─── INPUT ───

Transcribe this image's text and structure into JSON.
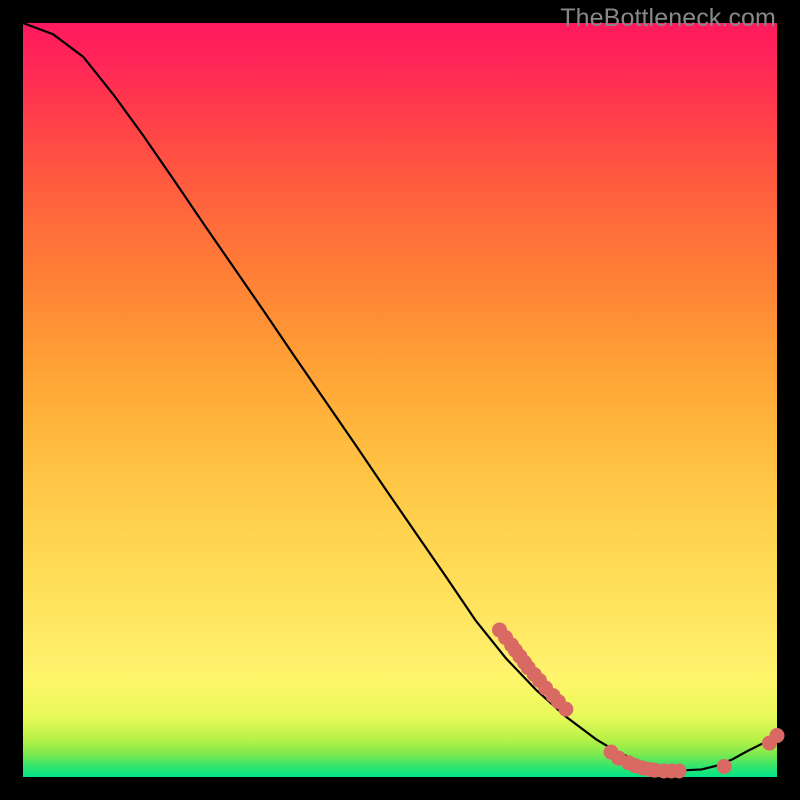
{
  "watermark": "TheBottleneck.com",
  "chart_data": {
    "type": "line",
    "x": [
      0.0,
      0.04,
      0.08,
      0.12,
      0.16,
      0.2,
      0.24,
      0.28,
      0.32,
      0.36,
      0.4,
      0.44,
      0.48,
      0.52,
      0.56,
      0.6,
      0.64,
      0.68,
      0.72,
      0.76,
      0.78,
      0.8,
      0.82,
      0.84,
      0.86,
      0.88,
      0.9,
      0.92,
      0.94,
      0.96,
      0.98,
      1.0
    ],
    "values": [
      1.0,
      0.985,
      0.955,
      0.905,
      0.85,
      0.792,
      0.733,
      0.675,
      0.617,
      0.558,
      0.5,
      0.442,
      0.383,
      0.325,
      0.267,
      0.208,
      0.158,
      0.116,
      0.08,
      0.05,
      0.038,
      0.028,
      0.02,
      0.014,
      0.01,
      0.009,
      0.01,
      0.015,
      0.023,
      0.034,
      0.044,
      0.056
    ],
    "title": "",
    "xlabel": "",
    "ylabel": "",
    "xlim": [
      0,
      1
    ],
    "ylim": [
      0,
      1
    ],
    "markers": {
      "color": "#d86a63",
      "points_x": [
        0.632,
        0.64,
        0.648,
        0.653,
        0.659,
        0.665,
        0.67,
        0.678,
        0.685,
        0.693,
        0.703,
        0.71,
        0.72,
        0.78,
        0.79,
        0.803,
        0.812,
        0.822,
        0.832,
        0.838,
        0.85,
        0.86,
        0.87,
        0.93,
        0.99,
        1.0
      ],
      "points_y": [
        0.195,
        0.185,
        0.175,
        0.168,
        0.16,
        0.152,
        0.145,
        0.136,
        0.128,
        0.118,
        0.108,
        0.1,
        0.09,
        0.033,
        0.025,
        0.019,
        0.015,
        0.012,
        0.01,
        0.009,
        0.008,
        0.008,
        0.008,
        0.014,
        0.045,
        0.055
      ]
    }
  }
}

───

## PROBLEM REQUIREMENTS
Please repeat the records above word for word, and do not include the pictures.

## ANSWER FOR THE TASK
Transcribe this image's text and structure into JSON.
{
  "watermark": "TheBottleneck.com",
  "chart_data": {
    "type": "line",
    "x": [
      0.0,
      0.04,
      0.08,
      0.12,
      0.16,
      0.2,
      0.24,
      0.28,
      0.32,
      0.36,
      0.4,
      0.44,
      0.48,
      0.52,
      0.56,
      0.6,
      0.64,
      0.68,
      0.72,
      0.76,
      0.78,
      0.8,
      0.82,
      0.84,
      0.86,
      0.88,
      0.9,
      0.92,
      0.94,
      0.96,
      0.98,
      1.0
    ],
    "values": [
      1.0,
      0.985,
      0.955,
      0.905,
      0.85,
      0.792,
      0.733,
      0.675,
      0.617,
      0.558,
      0.5,
      0.442,
      0.383,
      0.325,
      0.267,
      0.208,
      0.158,
      0.116,
      0.08,
      0.05,
      0.038,
      0.028,
      0.02,
      0.014,
      0.01,
      0.009,
      0.01,
      0.015,
      0.023,
      0.034,
      0.044,
      0.056
    ],
    "title": "",
    "xlabel": "",
    "ylabel": "",
    "xlim": [
      0,
      1
    ],
    "ylim": [
      0,
      1
    ],
    "markers": {
      "color": "#d86a63",
      "points_x": [
        0.632,
        0.64,
        0.648,
        0.653,
        0.659,
        0.665,
        0.67,
        0.678,
        0.685,
        0.693,
        0.703,
        0.71,
        0.72,
        0.78,
        0.79,
        0.803,
        0.812,
        0.822,
        0.832,
        0.838,
        0.85,
        0.86,
        0.87,
        0.93,
        0.99,
        1.0
      ],
      "points_y": [
        0.195,
        0.185,
        0.175,
        0.168,
        0.16,
        0.152,
        0.145,
        0.136,
        0.128,
        0.118,
        0.108,
        0.1,
        0.09,
        0.033,
        0.025,
        0.019,
        0.015,
        0.012,
        0.01,
        0.009,
        0.008,
        0.008,
        0.008,
        0.014,
        0.045,
        0.055
      ]
    }
  }
}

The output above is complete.